Addressing the May 24 sanctions
How are we going to deal with the May 24 sanctions? Ahead of the 70th anniversary of the liberation and division of Korea, and the fifth year of the May 24 sanctions, we are faced with this important question. If the Park Geun-hye administration hopes for improved inter-Korean relations in its third year, this is its last chance.
The views on the May 24 sanctions could be different depending on the emphasis on national interests. If the sanctions are lifted without addressing the issues that inspired them - namely an apology for the 2010 attack on the Cheonan warship and a promise for no other provocations - it may appear that the administration lacks consistency in its policies. Meanwhile, changes to or the lifting of the sanctions may be desirable as these restrictions have negative effects on national interests.
First of all, the sanctions increase the cost of unification. The theoretical basis for “unification as a jackpot” - is the pursuit of a gradual economic integration through economic exchanges, and shifting the North Korean system into a market economy while completing political reunification.
However, the prolonged suspension of inter-Korean economic exchange aggravates the difference between the economic capacities of the South and the North, and this widening gap is likely to drastically add to unification’s costs.
Moreover, the benefit of unification is maximized when North Koreans are healthy and educated; currently, they are not even offered a chance to enhance their level of health or educational.

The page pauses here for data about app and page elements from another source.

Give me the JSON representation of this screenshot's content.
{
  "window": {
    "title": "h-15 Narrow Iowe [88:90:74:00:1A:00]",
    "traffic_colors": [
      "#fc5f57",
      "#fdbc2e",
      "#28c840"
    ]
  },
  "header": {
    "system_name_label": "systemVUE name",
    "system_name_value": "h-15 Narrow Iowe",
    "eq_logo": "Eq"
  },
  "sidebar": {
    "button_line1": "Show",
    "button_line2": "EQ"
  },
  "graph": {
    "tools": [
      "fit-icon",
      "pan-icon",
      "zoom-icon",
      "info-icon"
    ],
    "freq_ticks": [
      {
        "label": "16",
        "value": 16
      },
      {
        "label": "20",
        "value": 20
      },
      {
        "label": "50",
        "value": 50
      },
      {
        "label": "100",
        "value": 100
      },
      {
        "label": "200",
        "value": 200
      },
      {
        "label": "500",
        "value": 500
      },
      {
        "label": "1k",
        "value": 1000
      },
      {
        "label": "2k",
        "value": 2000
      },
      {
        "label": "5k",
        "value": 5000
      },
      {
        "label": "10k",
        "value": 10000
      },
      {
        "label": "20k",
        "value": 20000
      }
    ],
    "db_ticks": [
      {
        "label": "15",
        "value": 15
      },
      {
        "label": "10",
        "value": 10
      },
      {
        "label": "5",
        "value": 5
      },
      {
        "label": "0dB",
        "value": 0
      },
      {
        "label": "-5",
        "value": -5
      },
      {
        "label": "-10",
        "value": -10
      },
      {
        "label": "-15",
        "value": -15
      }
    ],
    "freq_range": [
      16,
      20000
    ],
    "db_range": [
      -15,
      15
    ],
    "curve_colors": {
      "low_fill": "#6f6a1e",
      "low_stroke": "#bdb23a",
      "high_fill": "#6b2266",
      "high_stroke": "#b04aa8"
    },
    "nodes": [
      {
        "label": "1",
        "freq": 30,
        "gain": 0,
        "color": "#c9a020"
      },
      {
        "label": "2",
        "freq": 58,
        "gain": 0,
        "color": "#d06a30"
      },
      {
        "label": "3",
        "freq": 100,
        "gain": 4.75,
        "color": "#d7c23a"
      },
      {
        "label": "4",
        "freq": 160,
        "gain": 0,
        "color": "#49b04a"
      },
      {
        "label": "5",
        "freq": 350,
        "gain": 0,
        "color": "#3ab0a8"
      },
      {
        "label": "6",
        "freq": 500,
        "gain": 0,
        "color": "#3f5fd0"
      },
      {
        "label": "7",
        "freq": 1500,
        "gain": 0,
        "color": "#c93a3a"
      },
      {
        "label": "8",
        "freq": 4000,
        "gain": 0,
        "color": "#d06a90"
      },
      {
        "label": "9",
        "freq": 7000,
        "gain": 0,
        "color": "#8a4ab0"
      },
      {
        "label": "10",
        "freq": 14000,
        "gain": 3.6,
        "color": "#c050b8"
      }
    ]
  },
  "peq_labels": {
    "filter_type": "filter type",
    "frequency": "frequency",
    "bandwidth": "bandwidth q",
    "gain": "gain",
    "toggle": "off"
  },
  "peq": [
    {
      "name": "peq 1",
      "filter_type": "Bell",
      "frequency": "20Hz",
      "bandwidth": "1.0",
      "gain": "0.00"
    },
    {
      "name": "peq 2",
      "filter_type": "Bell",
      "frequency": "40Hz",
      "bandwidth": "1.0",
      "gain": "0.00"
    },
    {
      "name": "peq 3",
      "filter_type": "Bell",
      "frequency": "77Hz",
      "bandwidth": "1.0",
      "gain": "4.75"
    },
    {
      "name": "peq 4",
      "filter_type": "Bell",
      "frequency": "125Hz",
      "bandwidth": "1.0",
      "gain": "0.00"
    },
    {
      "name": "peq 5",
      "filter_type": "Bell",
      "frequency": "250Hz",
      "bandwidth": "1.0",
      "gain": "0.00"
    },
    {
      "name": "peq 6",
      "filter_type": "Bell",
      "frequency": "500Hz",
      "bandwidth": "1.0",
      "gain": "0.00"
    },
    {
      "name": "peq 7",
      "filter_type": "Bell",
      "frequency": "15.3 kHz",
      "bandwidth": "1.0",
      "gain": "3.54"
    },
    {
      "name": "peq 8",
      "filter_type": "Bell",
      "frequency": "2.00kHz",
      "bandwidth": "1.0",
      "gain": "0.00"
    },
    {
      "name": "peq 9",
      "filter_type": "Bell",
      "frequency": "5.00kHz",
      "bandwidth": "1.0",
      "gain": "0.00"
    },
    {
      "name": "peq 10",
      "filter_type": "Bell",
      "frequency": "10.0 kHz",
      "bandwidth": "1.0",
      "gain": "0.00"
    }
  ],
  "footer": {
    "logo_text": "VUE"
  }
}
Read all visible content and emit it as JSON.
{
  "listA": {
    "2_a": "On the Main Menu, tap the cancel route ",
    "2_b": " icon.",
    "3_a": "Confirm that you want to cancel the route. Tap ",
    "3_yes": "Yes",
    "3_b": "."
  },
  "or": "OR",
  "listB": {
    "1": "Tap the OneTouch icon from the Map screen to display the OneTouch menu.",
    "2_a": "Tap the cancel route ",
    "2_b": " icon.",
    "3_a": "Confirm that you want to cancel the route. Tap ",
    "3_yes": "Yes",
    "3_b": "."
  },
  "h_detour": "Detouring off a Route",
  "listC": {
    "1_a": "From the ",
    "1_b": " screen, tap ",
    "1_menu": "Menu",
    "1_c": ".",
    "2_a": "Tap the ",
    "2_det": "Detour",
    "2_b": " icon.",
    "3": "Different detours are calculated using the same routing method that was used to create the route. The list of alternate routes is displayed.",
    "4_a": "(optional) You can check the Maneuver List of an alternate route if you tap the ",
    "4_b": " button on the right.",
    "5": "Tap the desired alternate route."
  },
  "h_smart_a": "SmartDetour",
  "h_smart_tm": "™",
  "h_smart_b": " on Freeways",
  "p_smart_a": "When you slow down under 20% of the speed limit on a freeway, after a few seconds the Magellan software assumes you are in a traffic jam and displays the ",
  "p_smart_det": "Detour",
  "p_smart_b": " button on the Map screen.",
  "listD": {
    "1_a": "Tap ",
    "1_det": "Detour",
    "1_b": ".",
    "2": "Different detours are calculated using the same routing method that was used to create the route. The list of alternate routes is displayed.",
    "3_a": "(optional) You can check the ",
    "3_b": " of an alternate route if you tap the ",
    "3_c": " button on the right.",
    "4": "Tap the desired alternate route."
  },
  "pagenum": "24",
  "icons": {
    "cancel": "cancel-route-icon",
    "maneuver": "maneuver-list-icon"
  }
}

Second, the ways to induce changes in the North are fundamentally blocked. The market is the source of survival for the North Korean people, and trade is the lifeline for the North Korean government. And through these two channels, the North Korean economy has become exposed to capitalism, and North Korean companies and people are experiencing them in order to survive.
According to a recent study, North Korean defectors who were engaged in market activities in the North are noticeably more accepting of capitalism than those with no experience. The May 24 sanctions made economic exchange useless when it is our strongest weapon to accelerate changes in the North.
Thirdly, the May 24 sanctions resulted in losses for Korean companies. According to survey data on the companies dealing with North Korea and China, Korean trading companies have suffered a 43 percent decline in revenue since the May 24 sanctions, while Chinese trading companies enjoyed a 74 percent increase. Some Chinese companies outsource production to North Korea and label them as “made-in-China” to export them to the South.
The effectiveness of the May 24 sanctions are very low, and they actually hurt South Korean businesses and provide lucrative opportunities for Chinese companies.
Fourth, severed exchanges and dialogue with Pyongyang limit the chances to resolve nuclear tensions. No creative resolution for nuclear tension is possible unless the overall design of inter-Korean relations is changed through exchanges and talks.
However, Washington employed “strategic patience,” which effectively allowed Pyongyang to buy time to develop and enhance its nuclear program. When using all available means is not enough, Seoul focuses on diplomacy with the United States and China, and virtually has no plan to deal with Pyongyang.
It is the responsibility of our politicians to close the gap between national interests and our dignity surrounding the May 24 sanctions. President Park Geun-hye must communicate with and provide a vision while gracefully displaying a moral legitimacy that the dictatorial regime cannot imitate. If Korea decides to lift the sanctions, the president and the leaders of both the ruling and opposition parties must issue a statement and designate March 26 as the day to honor the soldiers killed in the sinking.
To make sure the sacrifices of those 46 sailors is not futile, a more fundamental solution for this North Korean dilemma - rather than an apology or retaliation - is reunification, and our political leaders need to convince the nation that lifting the May 24 sanctions would be a step closer to reunification.
The South Korean government is currently at a critical juncture in deciding whether to keep the sanctions, make a strategic detour or address it directly. If the government chooses the status quo, it is unlikely that inter-Korean relations will improve during Park’s term.
The cost of the sanctions would also drastically increase. A strategic detour may be safest, but its effect is uncertain. The North Korean regime is not likely to be moved by a few indirect investment projects, social or cultural exchanges, or humanitarian assistance.
As the prices of natural resources fall, and with increasing dependency on the U.S. dollar and the Chinese yuan, North Korea cannot expect a fiscal income, and it hopes for economic exchanges more than anything.
Lifting the May 24 sanctions could be a political burden, but it is up to our leaders and Korean society to make it a turning point in order to move forward.
Our citizens hope to see national dignity and national interests combine. The government’s decision and its communication regarding the May 24 sanctions are more important than ever now.
Translation by the Korea JoongAng Daily staff.
JoongAng Ilbo, May 7, Page 35
*The author is a professor of economics at Seoul National University.
by Kim Byung-yeon